Intended for healthcare professionals

Rapid response to:


The economic impact of pandemic influenza

BMJ 2009; 339 doi: (Published 20 November 2009) Cite this as: BMJ 2009;339:b4888

Rapid Response:

Benford's Law to evaluate the detection and reporting of cases during the A(H1N1) influenza outbreak

Benford's Law to evaluate the detection and reporting of cases during
the A(H1N1) influenza outbreak

Since the beginning of the A(H1N1) pandemic, a question concerning both
the general population as well as the scientific community is whether the
health systems are adequately responding to this worldwide challenge. It
is argued that the question is not easily answered because there are no
established criteria for making an adequate evaluation. Fortunately,
Benford’s Law, also called the “Law of Anomalous Numbers” and the “First-
digit Law,” is a method that can help overcome this obstacle. This law
states that for a determined set of numbers, those whose leading digit is
the number 1 will appear more frequently than those numbers that begin
with other digits; the other digits appear with decreasing frequency. This
can be expressed formally as P(d) = log[1+(1/d)] d= {1,2,…, 9}, where for
a series of numbers, P(d) is the probability that a digit will be the
leading number.1,2 While Benford’s Law has been shown to be useful to a
variety of topics,1,2 one of the most frequent current applications is for
the detection of financial fraud.3

In the case of the A(H1N1) influenza outbreak, the number of
laboratory-confirmed cases can be of use to discover whether or not the
detection and reporting processes performed well. If the daily incidence
follows the distribution described by Benford’s Law, there is evidence of
good performance. As a preliminary empirical test, data reported to WHO
by 135 countries until July 6, 2009 were analyzed (see Figure 1). Note the
similarity between the observed and theoretical data. These data suggest
that the system for detecting and reporting cases functions well.

Benchmarking among countries using this simple method will enable the
identification of certain patterns which, with information from other
sources, will help answer the question regarding the performance levels of
health systems.


1. Benford F. The law of anomalous numbers. Proc Am Philos Soc

2. Hill TP. The first digit phenomenon. Amer Sci 1998;86:358-363.

3. Durtschi C, Hillison W, Pacini C. The effective use of Benford’s
law to assist in detecting fraud in accounting data.
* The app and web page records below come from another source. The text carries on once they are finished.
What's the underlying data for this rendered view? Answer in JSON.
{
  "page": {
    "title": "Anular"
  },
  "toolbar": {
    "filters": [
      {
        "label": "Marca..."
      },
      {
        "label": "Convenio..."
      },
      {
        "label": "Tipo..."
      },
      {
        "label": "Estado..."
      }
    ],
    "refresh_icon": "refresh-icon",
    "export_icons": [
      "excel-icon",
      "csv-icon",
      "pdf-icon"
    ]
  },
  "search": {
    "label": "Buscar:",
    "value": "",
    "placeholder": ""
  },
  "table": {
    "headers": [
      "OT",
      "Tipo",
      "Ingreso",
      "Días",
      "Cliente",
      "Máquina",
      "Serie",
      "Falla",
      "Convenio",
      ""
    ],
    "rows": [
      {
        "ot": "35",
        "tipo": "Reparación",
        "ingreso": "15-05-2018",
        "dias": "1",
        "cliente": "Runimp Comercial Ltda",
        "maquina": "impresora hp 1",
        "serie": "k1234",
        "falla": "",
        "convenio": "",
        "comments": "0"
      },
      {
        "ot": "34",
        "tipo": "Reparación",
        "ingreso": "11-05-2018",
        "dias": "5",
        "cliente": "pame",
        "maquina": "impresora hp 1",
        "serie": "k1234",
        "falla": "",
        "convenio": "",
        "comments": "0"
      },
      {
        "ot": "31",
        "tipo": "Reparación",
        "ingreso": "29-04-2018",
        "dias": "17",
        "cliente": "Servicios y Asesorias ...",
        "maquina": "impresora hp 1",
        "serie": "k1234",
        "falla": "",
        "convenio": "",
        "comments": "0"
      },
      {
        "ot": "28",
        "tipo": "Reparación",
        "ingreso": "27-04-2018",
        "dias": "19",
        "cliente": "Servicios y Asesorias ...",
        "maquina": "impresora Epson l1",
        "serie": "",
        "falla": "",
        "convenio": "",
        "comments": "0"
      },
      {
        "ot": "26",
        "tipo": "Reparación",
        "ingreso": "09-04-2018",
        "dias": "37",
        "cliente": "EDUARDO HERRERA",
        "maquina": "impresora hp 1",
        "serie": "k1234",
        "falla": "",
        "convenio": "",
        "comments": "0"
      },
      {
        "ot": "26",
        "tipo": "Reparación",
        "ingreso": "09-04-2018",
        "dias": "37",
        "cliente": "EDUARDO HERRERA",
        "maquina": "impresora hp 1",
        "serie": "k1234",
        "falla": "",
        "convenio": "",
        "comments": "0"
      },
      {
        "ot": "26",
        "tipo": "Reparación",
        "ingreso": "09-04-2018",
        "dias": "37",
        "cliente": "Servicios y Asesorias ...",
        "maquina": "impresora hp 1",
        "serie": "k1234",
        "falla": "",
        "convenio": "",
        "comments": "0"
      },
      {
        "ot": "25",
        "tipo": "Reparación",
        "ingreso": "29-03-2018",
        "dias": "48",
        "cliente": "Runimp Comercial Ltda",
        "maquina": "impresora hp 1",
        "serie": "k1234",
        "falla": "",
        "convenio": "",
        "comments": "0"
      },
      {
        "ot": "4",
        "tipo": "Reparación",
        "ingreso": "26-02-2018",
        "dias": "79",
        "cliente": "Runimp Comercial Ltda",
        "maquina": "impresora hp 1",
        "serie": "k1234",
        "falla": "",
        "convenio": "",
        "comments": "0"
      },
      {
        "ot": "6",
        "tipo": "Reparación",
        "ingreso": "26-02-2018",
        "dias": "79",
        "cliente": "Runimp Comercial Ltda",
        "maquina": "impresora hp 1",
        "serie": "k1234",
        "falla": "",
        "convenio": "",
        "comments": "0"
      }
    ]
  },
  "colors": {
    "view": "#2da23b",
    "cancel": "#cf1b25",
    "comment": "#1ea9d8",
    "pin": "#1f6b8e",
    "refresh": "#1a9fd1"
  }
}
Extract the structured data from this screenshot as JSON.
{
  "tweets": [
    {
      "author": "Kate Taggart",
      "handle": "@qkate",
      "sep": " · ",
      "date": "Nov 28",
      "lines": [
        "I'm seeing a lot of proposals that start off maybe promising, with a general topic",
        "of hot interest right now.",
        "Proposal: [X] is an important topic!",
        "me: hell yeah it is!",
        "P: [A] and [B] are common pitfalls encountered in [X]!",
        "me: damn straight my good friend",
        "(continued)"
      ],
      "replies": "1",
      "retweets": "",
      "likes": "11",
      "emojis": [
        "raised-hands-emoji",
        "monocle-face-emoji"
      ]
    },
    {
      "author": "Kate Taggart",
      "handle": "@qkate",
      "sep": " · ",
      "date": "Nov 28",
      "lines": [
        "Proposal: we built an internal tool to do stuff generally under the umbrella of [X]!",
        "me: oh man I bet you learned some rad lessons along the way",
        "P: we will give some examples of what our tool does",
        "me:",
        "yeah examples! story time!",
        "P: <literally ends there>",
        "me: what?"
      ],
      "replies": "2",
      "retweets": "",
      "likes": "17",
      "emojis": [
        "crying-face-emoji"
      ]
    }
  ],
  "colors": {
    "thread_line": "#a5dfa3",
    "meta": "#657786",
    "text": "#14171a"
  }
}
J Forensic Account

Competing interests:
None declared

Figure 1. First digits frequencies for the Benford distribution and the world incidence of A(H1N1) influenza until July 6, 2009.

Competing interests: No competing interests

04 December 2009
Alvaro J. Idrovo
Av. Universidad 655, CP. 62100. Cuernavaca, Morelos, Mexico
Center for Health Systems Research, National Institute of Public Health